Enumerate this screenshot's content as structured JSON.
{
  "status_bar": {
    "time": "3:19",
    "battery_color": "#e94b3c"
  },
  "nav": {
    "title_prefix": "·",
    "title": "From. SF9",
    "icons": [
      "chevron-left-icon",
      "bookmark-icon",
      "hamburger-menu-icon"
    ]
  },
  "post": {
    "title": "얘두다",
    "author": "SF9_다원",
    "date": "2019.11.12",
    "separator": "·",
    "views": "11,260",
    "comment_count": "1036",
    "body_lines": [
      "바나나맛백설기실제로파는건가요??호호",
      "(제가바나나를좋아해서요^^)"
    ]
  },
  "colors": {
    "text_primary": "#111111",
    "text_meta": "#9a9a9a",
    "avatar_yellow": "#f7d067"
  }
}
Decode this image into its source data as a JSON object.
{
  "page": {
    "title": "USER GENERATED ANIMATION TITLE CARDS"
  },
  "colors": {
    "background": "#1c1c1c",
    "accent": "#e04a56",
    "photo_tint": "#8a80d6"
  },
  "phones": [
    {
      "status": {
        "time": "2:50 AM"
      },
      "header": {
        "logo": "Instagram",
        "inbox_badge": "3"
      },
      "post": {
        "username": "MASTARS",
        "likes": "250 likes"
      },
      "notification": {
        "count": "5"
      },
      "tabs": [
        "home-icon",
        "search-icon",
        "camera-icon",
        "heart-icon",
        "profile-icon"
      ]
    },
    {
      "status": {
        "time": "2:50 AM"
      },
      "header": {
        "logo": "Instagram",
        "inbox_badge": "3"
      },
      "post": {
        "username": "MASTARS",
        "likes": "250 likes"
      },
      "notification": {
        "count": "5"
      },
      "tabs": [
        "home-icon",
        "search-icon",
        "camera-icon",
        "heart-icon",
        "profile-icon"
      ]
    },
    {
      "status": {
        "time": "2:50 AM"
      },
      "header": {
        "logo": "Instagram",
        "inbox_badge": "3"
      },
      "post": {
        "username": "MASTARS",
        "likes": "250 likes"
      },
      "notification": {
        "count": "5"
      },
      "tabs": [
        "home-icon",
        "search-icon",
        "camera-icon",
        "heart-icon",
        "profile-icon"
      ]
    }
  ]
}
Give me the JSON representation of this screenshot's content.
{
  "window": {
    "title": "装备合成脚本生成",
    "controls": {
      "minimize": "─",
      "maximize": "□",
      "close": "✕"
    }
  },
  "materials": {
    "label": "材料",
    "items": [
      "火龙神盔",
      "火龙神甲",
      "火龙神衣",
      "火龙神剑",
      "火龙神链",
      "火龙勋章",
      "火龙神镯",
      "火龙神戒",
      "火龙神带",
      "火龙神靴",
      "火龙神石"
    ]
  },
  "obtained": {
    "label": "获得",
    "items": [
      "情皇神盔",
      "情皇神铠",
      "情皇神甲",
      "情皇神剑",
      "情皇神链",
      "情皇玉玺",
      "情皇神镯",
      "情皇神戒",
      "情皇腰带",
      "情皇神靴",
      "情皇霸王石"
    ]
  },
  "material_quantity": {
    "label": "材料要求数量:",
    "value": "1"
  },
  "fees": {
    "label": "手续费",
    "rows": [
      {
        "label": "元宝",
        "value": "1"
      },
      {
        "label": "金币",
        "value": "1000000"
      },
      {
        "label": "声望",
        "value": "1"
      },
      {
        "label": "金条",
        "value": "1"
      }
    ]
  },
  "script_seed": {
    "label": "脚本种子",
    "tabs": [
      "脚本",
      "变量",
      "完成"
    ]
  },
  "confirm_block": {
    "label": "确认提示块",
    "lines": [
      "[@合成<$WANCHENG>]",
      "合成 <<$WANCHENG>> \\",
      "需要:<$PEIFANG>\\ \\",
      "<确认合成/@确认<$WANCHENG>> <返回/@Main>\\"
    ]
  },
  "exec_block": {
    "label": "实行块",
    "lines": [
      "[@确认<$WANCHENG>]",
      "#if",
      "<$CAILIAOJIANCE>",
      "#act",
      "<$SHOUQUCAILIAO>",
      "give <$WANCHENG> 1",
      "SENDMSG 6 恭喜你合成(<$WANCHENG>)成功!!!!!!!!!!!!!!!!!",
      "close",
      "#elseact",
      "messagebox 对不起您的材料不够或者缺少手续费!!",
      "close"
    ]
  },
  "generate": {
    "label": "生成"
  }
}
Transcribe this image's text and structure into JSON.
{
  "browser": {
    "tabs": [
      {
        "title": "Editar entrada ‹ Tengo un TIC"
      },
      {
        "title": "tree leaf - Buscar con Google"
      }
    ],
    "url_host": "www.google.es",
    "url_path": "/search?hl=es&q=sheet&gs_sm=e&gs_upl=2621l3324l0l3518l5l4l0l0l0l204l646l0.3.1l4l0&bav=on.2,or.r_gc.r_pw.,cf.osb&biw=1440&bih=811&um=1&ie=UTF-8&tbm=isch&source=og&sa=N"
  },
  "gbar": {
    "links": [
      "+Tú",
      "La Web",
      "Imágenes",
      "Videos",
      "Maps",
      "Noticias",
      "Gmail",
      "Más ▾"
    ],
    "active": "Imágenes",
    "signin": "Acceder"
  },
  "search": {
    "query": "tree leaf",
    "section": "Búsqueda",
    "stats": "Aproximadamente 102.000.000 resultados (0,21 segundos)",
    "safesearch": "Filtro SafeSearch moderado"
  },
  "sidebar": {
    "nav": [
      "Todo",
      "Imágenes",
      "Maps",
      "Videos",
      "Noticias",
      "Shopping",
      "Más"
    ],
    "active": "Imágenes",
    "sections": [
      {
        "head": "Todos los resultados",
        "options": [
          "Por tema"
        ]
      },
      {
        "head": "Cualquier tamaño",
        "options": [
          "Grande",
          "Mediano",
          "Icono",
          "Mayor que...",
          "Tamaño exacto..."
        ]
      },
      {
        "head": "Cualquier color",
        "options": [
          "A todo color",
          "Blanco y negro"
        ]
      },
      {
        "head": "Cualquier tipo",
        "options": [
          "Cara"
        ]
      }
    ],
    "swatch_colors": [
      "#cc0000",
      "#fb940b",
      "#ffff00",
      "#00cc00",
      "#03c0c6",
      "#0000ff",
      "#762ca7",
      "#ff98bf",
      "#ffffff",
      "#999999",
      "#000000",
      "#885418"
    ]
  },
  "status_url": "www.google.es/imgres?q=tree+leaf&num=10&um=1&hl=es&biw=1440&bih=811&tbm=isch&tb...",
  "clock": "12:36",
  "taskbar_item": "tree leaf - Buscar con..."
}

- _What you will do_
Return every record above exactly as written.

- _Written answer_
Enumerate this screenshot's content as structured JSON.
{
  "status_bar": {
    "time": "3:19",
    "battery_color": "#e94b3c"
  },
  "nav": {
    "title_prefix": "·",
    "title": "From. SF9",
    "icons": [
      "chevron-left-icon",
      "bookmark-icon",
      "hamburger-menu-icon"
    ]
  },
  "post": {
    "title": "얘두다",
    "author": "SF9_다원",
    "date": "2019.11.12",
    "separator": "·",
    "views": "11,260",
    "comment_count": "1036",
    "body_lines": [
      "바나나맛백설기실제로파는건가요??호호",
      "(제가바나나를좋아해서요^^)"
    ]
  },
  "colors": {
    "text_primary": "#111111",
    "text_meta": "#9a9a9a",
    "avatar_yellow": "#f7d067"
  }
}
Decode this image into its source data as a JSON object.
{
  "page": {
    "title": "USER GENERATED ANIMATION TITLE CARDS"
  },
  "colors": {
    "background": "#1c1c1c",
    "accent": "#e04a56",
    "photo_tint": "#8a80d6"
  },
  "phones": [
    {
      "status": {
        "time": "2:50 AM"
      },
      "header": {
        "logo": "Instagram",
        "inbox_badge": "3"
      },
      "post": {
        "username": "MASTARS",
        "likes": "250 likes"
      },
      "notification": {
        "count": "5"
      },
      "tabs": [
        "home-icon",
        "search-icon",
        "camera-icon",
        "heart-icon",
        "profile-icon"
      ]
    },
    {
      "status": {
        "time": "2:50 AM"
      },
      "header": {
        "logo": "Instagram",
        "inbox_badge": "3"
      },
      "post": {
        "username": "MASTARS",
        "likes": "250 likes"
      },
      "notification": {
        "count": "5"
      },
      "tabs": [
        "home-icon",
        "search-icon",
        "camera-icon",
        "heart-icon",
        "profile-icon"
      ]
    },
    {
      "status": {
        "time": "2:50 AM"
      },
      "header": {
        "logo": "Instagram",
        "inbox_badge": "3"
      },
      "post": {
        "username": "MASTARS",
        "likes": "250 likes"
      },
      "notification": {
        "count": "5"
      },
      "tabs": [
        "home-icon",
        "search-icon",
        "camera-icon",
        "heart-icon",
        "profile-icon"
      ]
    }
  ]
}
Give me the JSON representation of this screenshot's content.
{
  "window": {
    "title": "装备合成脚本生成",
    "controls": {
      "minimize": "─",
      "maximize": "□",
      "close": "✕"
    }
  },
  "materials": {
    "label": "材料",
    "items": [
      "火龙神盔",
      "火龙神甲",
      "火龙神衣",
      "火龙神剑",
      "火龙神链",
      "火龙勋章",
      "火龙神镯",
      "火龙神戒",
      "火龙神带",
      "火龙神靴",
      "火龙神石"
    ]
  },
  "obtained": {
    "label": "获得",
    "items": [
      "情皇神盔",
      "情皇神铠",
      "情皇神甲",
      "情皇神剑",
      "情皇神链",
      "情皇玉玺",
      "情皇神镯",
      "情皇神戒",
      "情皇腰带",
      "情皇神靴",
      "情皇霸王石"
    ]
  },
  "material_quantity": {
    "label": "材料要求数量:",
    "value": "1"
  },
  "fees": {
    "label": "手续费",
    "rows": [
      {
        "label": "元宝",
        "value": "1"
      },
      {
        "label": "金币",
        "value": "1000000"
      },
      {
        "label": "声望",
        "value": "1"
      },
      {
        "label": "金条",
        "value": "1"
      }
    ]
  },
  "script_seed": {
    "label": "脚本种子",
    "tabs": [
      "脚本",
      "变量",
      "完成"
    ]
  },
  "confirm_block": {
    "label": "确认提示块",
    "lines": [
      "[@合成<$WANCHENG>]",
      "合成 <<$WANCHENG>> \\",
      "需要:<$PEIFANG>\\ \\",
      "<确认合成/@确认<$WANCHENG>> <返回/@Main>\\"
    ]
  },
  "exec_block": {
    "label": "实行块",
    "lines": [
      "[@确认<$WANCHENG>]",
      "#if",
      "<$CAILIAOJIANCE>",
      "#act",
      "<$SHOUQUCAILIAO>",
      "give <$WANCHENG> 1",
      "SENDMSG 6 恭喜你合成(<$WANCHENG>)成功!!!!!!!!!!!!!!!!!",
      "close",
      "#elseact",
      "messagebox 对不起您的材料不够或者缺少手续费!!",
      "close"
    ]
  },
  "generate": {
    "label": "生成"
  }
}
Transcribe this image's text and structure into JSON.
{
  "browser": {
    "tabs": [
      {
        "title": "Editar entrada ‹ Tengo un TIC"
      },
      {
        "title": "tree leaf - Buscar con Google"
      }
    ],
    "url_host": "www.google.es",
    "url_path": "/search?hl=es&q=sheet&gs_sm=e&gs_upl=2621l3324l0l3518l5l4l0l0l0l204l646l0.3.1l4l0&bav=on.2,or.r_gc.r_pw.,cf.osb&biw=1440&bih=811&um=1&ie=UTF-8&tbm=isch&source=og&sa=N"
  },
  "gbar": {
    "links": [
      "+Tú",
      "La Web",
      "Imágenes",
      "Videos",
      "Maps",
      "Noticias",
      "Gmail",
      "Más ▾"
    ],
    "active": "Imágenes",
    "signin": "Acceder"
  },
  "search": {
    "query": "tree leaf",
    "section": "Búsqueda",
    "stats": "Aproximadamente 102.000.000 resultados (0,21 segundos)",
    "safesearch": "Filtro SafeSearch moderado"
  },
  "sidebar": {
    "nav": [
      "Todo",
      "Imágenes",
      "Maps",
      "Videos",
      "Noticias",
      "Shopping",
      "Más"
    ],
    "active": "Imágenes",
    "sections": [
      {
        "head": "Todos los resultados",
        "options": [
          "Por tema"
        ]
      },
      {
        "head": "Cualquier tamaño",
        "options": [
          "Grande",
          "Mediano",
          "Icono",
          "Mayor que...",
          "Tamaño exacto..."
        ]
      },
      {
        "head": "Cualquier color",
        "options": [
          "A todo color",
          "Blanco y negro"
        ]
      },
      {
        "head": "Cualquier tipo",
        "options": [
          "Cara"
        ]
      }
    ],
    "swatch_colors": [
      "#cc0000",
      "#fb940b",
      "#ffff00",
      "#00cc00",
      "#03c0c6",
      "#0000ff",
      "#762ca7",
      "#ff98bf",
      "#ffffff",
      "#999999",
      "#000000",
      "#885418"
    ]
  },
  "status_url": "www.google.es/imgres?q=tree+leaf&num=10&um=1&hl=es&biw=1440&bih=811&tbm=isch&tb...",
  "clock": "12:36",
  "taskbar_item": "tree leaf - Buscar con..."
}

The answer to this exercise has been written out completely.